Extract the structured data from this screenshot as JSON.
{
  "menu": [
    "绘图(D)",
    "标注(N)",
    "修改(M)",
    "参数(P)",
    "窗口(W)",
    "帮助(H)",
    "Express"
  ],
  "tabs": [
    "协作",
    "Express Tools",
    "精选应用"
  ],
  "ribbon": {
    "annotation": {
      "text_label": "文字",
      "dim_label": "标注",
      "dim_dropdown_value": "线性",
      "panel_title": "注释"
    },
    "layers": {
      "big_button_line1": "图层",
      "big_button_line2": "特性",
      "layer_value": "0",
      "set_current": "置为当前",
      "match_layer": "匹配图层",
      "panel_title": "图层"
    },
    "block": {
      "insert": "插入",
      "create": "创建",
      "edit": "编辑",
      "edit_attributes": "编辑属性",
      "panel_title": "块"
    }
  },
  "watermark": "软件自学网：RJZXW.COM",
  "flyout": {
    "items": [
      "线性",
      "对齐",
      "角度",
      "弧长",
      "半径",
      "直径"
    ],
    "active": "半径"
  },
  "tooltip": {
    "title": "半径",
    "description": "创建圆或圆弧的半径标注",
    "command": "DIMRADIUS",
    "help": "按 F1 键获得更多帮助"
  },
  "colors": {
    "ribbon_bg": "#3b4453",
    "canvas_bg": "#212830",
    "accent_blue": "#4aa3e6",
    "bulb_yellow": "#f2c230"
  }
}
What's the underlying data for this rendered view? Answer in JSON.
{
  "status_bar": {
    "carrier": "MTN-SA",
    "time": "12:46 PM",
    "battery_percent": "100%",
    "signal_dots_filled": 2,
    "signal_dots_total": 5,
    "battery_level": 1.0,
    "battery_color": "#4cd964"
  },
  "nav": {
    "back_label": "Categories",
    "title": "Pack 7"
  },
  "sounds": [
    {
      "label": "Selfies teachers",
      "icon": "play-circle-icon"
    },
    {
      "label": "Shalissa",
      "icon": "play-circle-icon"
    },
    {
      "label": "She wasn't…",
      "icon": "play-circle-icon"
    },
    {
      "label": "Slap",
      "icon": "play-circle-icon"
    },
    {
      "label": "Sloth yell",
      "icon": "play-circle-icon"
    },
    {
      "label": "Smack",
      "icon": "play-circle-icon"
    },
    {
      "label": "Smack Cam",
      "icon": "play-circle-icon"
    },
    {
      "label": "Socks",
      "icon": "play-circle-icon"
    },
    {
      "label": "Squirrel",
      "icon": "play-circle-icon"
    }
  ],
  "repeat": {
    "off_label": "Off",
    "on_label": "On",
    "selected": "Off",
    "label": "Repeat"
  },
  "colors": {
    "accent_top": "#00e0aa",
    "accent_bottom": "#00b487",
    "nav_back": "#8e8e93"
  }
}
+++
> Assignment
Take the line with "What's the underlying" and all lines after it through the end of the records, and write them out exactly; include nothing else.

> Response for this exercise
What's the underlying data for this rendered view? Answer in JSON.
{
  "status_bar": {
    "carrier": "MTN-SA",
    "time": "12:46 PM",
    "battery_percent": "100%",
    "signal_dots_filled": 2,
    "signal_dots_total": 5,
    "battery_level": 1.0,
    "battery_color": "#4cd964"
  },
  "nav": {
    "back_label": "Categories",
    "title": "Pack 7"
  },
  "sounds": [
    {
      "label": "Selfies teachers",
      "icon": "play-circle-icon"
    },
    {
      "label": "Shalissa",
      "icon": "play-circle-icon"
    },
    {
      "label": "She wasn't…",
      "icon": "play-circle-icon"
    },
    {
      "label": "Slap",
      "icon": "play-circle-icon"
    },
    {
      "label": "Sloth yell",
      "icon": "play-circle-icon"
    },
    {
      "label": "Smack",
      "icon": "play-circle-icon"
    },
    {
      "label": "Smack Cam",
      "icon": "play-circle-icon"
    },
    {
      "label": "Socks",
      "icon": "play-circle-icon"
    },
    {
      "label": "Squirrel",
      "icon": "play-circle-icon"
    }
  ],
  "repeat": {
    "off_label": "Off",
    "on_label": "On",
    "selected": "Off",
    "label": "Repeat"
  },
  "colors": {
    "accent_top": "#00e0aa",
    "accent_bottom": "#00b487",
    "nav_back": "#8e8e93"
  }
}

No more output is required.